• **WORK TO BE COMPLETED**
Search the records for "They". Report every line where it occurs.

• **LISTED RECORDS**
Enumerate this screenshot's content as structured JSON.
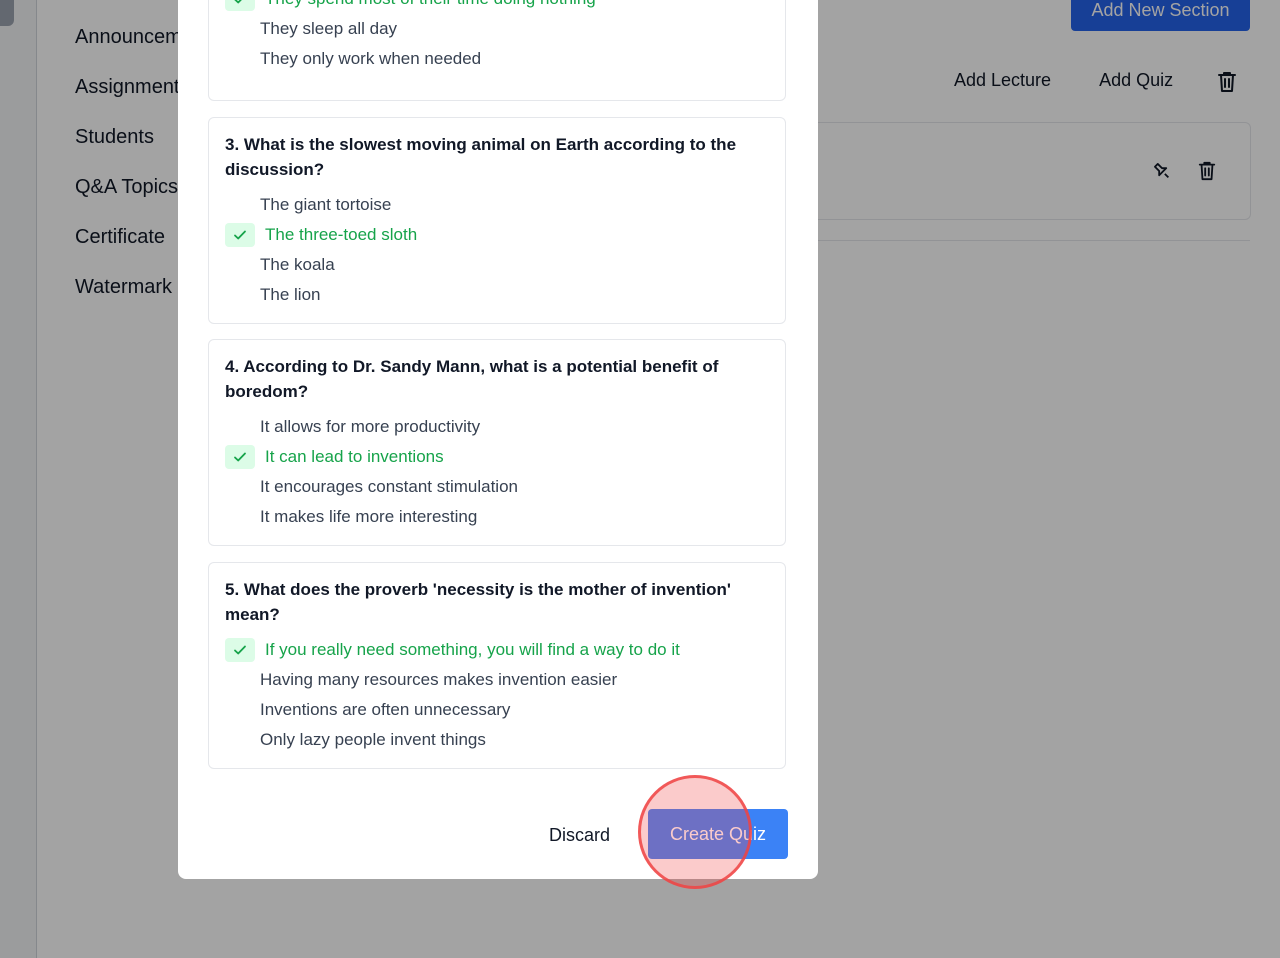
{
  "sidebar": {
    "nav": [
      "Announcements",
      "Assignments",
      "Students",
      "Q&A Topics",
      "Certificate",
      "Watermark"
    ]
  },
  "header": {
    "add_section": "Add New Section",
    "add_lecture": "Add Lecture",
    "add_quiz": "Add Quiz"
  },
  "modal": {
    "partial_options": [
      {
        "text": "They spend most of their time doing nothing",
        "correct": true
      },
      {
        "text": "They sleep all day",
        "correct": false
      },
      {
        "text": "They only work when needed",
        "correct": false
      }
    ],
    "questions": [
      {
        "title": "3. What is the slowest moving animal on Earth according to the discussion?",
        "options": [
          {
            "text": "The giant tortoise",
            "correct": false
          },
          {
            "text": "The three-toed sloth",
            "correct": true
          },
          {
            "text": "The koala",
            "correct": false
          },
          {
            "text": "The lion",
            "correct": false
          }
        ]
      },
      {
        "title": "4. According to Dr. Sandy Mann, what is a potential benefit of boredom?",
        "options": [
          {
            "text": "It allows for more productivity",
            "correct": false
          },
          {
            "text": "It can lead to inventions",
            "correct": true
          },
          {
            "text": "It encourages constant stimulation",
            "correct": false
          },
          {
            "text": "It makes life more interesting",
            "correct": false
          }
        ]
      },
      {
        "title": "5. What does the proverb 'necessity is the mother of invention' mean?",
        "options": [
          {
            "text": "If you really need something, you will find a way to do it",
            "correct": true
          },
          {
            "text": "Having many resources makes invention easier",
            "correct": false
          },
          {
            "text": "Inventions are often unnecessary",
            "correct": false
          },
          {
            "text": "Only lazy people invent things",
            "correct": false
          }
        ]
      }
    ],
    "discard": "Discard",
    "create": "Create Quiz"
  },
  "icons": {
    "check": "check-icon",
    "trash": "trash-icon",
    "pin": "pin-icon"
  },
  "colors": {
    "primary": "#3b82f6",
    "correct": "#16a34a",
    "correct_bg": "#dcfce7",
    "click_ring": "#ef4444"
  }
}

• **SOLUTION**
        "text": "They spend most of their time doing nothing",
        "text": "They sleep all day",
        "text": "They only work when needed",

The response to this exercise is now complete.